a frankfurter served hot on a bun
This all-American food got its name in the 1890s as a rude joke about the canine source of sausages. The earliest known purveyor of the
Hot Dog Morris
, a former circus strongman who peddled frankfurters in Paterson, New Jersey.
genre of American music that developed in the 20th century
Is there any word more American than
? Before it named the musical style,
meant "pep" or "vigor" in
West Coast baseball circles
. A banjoist named Bert Kelly is said to have brought the word from San Francisco to Chicago.
a small gift given by a merchant to a customer
New Orleans gives us
lagniappe, based on a Louisiana French creole term that comes from Spanish
la ñapa, meaning "a gift," in turn from a Quechua word. Mark Twain called it "a word worth traveling to New Orleans to get; a nice limber, expressive, handy word."
someone who exhibits independence in thought and action
Calling someone rebellious a
goes back to the nineteenth-century Texas lawyer and politician Samuel Maverick who bucked the system by refusing to brand his cattle. The unbranded cattle took on the eponym, which eventually got applied to free spirits of the human variety -- especially in

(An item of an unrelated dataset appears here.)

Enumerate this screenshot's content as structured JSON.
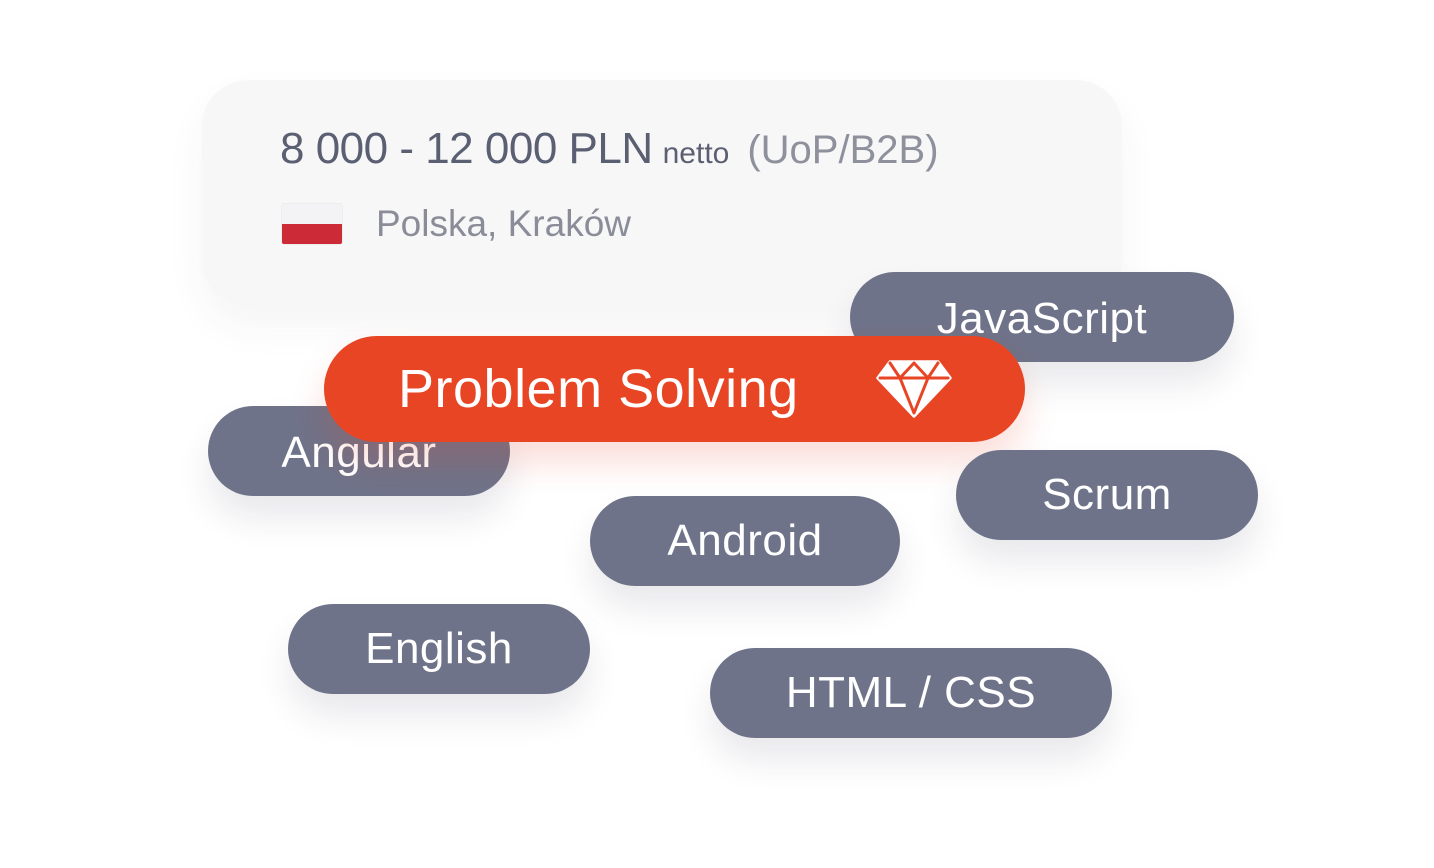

a magic power or magic spell
A staple of blues lyrics,
probably had an
. It might be related to
("medicine man") in the west African language of Fulani, or
("witchcraft, magic") in Gullah, a creolized language spoken off the coast of South Carolina and Georgia.
fortitude and determination
Moxie entered the language through a soft drink of that name, first sold in the 1880s by the Massachusetts doctor Augustin Thompson. Thompson's concoction had started off as a medicine called "Moxie Nerve Food," which he claimed contained an extract from a rare South American plant discovered by his friend Lieutenant Moxie. Getting people to believe that story took a lot of moxie.
a form of address for a woman
The idea of a marriage-neutral alternative to
goes back to a
Springfield (Mass.) Republican
didn't come into its own until feminists embraced it 70 years later.
insignificant student ridiculed as being boringly studious
Dr. Seuss created a
for his 1950 book "If I Ran the Zoo," but it already
entered teen slang
by the following year to describe someone uncool. Whether or not Seuss gets the credit,
has turned from a negative to a positive: now being a nerd can be cool.
expectedness as a consequence of being usual or regular
got a boost from Warren G. Harding, who brought a previously rare alternative to
into mainstream usage. Some think that Harding's usage was
merely a gaffe
, but I give him (and his speechwriters) more credit than that.
an expression of agreement normally occurring at the beginning of a sentence
was born in 1839, in a
Boston Morning Post
article using the playful misspellings and abbreviations that were all the rage at the time:
. From those humble beginnings,
has grown into America's
greatest linguistic export
fraudulent; having a misleading appearance
phoney) arose in the late 19th century, probably as a playful variation of
fawney, in turn from Irish
fainne, meaning "ring." A "fawney man" was a con artist who would practice a scam in which he'd appear to discover a gold ring on the street and then sell it to an unwitting passerby, who'd think it was a bargain. The ring wasn't gold, of course, but cheap brass.
noisy and lacking in restraint or discipline
had some similar-sounding precursors, like
robustious and rumbustious
first shows up in an 1830 Boston newspaper alongside another raucous cousin,
run away, as if in a panic
is an Americanism that brings to mind other
verbs in a hurry
, which in turn begat
, as in
a very tall building with many stories
The first tall buildings to be called
skyscrapers were steel-frame towers that appeared in Chicago's cityscape in the 1880s. Before that,
skyscraper was used metaphorically for tall horses, tall men, tall hats, and high fly balls in baseball.
the sound of a bell ringing
Thank you, Edgar Allan Poe! Poe's evocation of "the tintinnabulation that so musically wells ... from the jingling and the tinkling of the bells" cemented this word in the language -- even though the word had been circulating for a few years before Poe's 1849 poem.